In U.S. waters, more than 80% of commercial fish stocks--the basis of a $20 billion industry--were disappearing by the mid-1990s or were on the brink of being overfished. The long list of threatened species includes Atlantic halibut, dogfish, red snapper, and Pacific ocean perch. So in 1996, the Republican-led Congress bucked its usual anti-environment stance and quietly passed a strong pro-conservation bill. The legislation requires the National Marine Fisheries Service (NMFS) and eight regional fishing councils around the country to eliminate overfishing, minimize the catch of species not being fished for (such as red snapper snared in shrimp nets), and reduce the loss of key marine habitats, such as sea-bottom areas crucial to the survival of young fish that can be damaged by trawling and dredging gear. The new law "was one of the best things we've done for fisheries," says biologist John Musick of the Virginia Institute of Marine Science.

OVERKILL? The crucial question, however, is whether the steps taken under the law are adequate. Conservationists praise the intent of the Pacific Fishery Management Council's plan for protecting such fish as lingcod, rockfish, and bocaccio off the West Coast, for instance. The plan requires reductions in fishing once the population of a given species drops below 40% of the estimated levels before fishermen arrived on the scene--and it closes the fishery entirely when stocks drop to 10% of the pre-fishing level. But the council is not abiding by its own plan, and the actual fishing reductions "are too little and too late," says fisheries biologist Joshua Sladek-Nowlis of the Center for Marine Conservation, a Washington-based environmental organization. He believes the lingcod and bocaccio may not recover.

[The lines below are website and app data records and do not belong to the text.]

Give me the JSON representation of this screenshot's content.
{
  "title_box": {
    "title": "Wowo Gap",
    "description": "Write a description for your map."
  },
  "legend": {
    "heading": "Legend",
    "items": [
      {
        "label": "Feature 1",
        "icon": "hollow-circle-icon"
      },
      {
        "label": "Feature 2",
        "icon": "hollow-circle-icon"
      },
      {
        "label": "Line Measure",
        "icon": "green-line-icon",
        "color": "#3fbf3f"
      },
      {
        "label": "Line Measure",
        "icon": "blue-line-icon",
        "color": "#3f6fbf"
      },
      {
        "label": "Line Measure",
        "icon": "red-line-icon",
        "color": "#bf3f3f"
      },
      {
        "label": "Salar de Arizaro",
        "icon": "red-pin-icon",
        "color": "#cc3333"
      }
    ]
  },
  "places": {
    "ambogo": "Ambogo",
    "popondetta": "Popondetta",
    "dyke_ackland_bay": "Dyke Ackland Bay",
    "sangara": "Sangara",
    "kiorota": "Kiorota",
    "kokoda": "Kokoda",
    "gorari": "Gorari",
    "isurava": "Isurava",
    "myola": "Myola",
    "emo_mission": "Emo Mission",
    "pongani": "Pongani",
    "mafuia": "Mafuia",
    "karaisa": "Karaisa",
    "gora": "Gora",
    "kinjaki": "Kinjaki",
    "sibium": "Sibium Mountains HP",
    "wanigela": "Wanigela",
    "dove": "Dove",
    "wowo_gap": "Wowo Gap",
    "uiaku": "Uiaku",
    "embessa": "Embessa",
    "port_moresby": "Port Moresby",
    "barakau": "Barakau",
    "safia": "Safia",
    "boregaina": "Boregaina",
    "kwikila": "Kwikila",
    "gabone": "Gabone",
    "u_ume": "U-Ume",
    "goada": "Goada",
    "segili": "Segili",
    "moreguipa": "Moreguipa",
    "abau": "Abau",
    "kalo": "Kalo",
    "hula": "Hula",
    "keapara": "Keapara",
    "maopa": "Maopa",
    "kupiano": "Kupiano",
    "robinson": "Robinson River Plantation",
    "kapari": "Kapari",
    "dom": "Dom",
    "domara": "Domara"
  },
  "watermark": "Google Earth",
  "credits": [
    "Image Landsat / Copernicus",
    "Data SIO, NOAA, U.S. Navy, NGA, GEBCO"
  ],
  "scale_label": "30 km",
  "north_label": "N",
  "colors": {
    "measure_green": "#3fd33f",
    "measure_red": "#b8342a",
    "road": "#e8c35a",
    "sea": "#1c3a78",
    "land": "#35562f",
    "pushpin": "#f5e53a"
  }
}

Fishermen retort that stricter restrictions may be overkill. "We don't have definitive answers on what the proper harvest should be," argues Ralph Brown, the owner of two trawlers operating out of Brookings, Ore. "We don't want to hurt businesses and communities that rely on lingcod when we don't know enough about the fish."

Similarly, environmentalists argue that fishing for spiny dogfish in New England must be halted. "Any delay could be the death knell of the species," says D. Douglas Hopkins, senior attorney at the Environmental Defense Fund and a member of the New England Fishery Management Council. The council, however, favors a delay, and it has not imposed strict enough limits on cod and other species, biologists warn--in part because of intense pressure from fishermen and from politicians such as Senator Edward M. Kennedy and Representative Barney Frank, both from Massachusetts.

Conservationists and biologists are lobbying hard to create the political will needed to take strong steps. They are also pressuring the National Marine Fisheries Service to make the regional plans tougher. Meanwhile, fishermen themselves are realizing that many species of fish do need help--and that their business will be better if stocks can recover. On the Pacific Coast, for example, Brown is working to cut the number of trawlers from 250 to below 200. "The idea is to tax ourselves to buy out people" who want to get out of fishing, he explains.

But even more radical changes may be needed. The most controversial recommendation of the NAS panel is that governments should assign individual fisherman or communities the rights to certain amounts of fish or to specific fishing grounds. That would give fishermen the incentive to preserve the value of their share or right over the long haul, explains Michael Sissenwine, director of the Northeast Fisheries Science Center in Woods Hole, Mass. The transition "won't be easy," he warns, since it would put some fishermen out of business. But unless such stern measures are taken around the world, the ocean's bounteous fisheries may become a distant memory.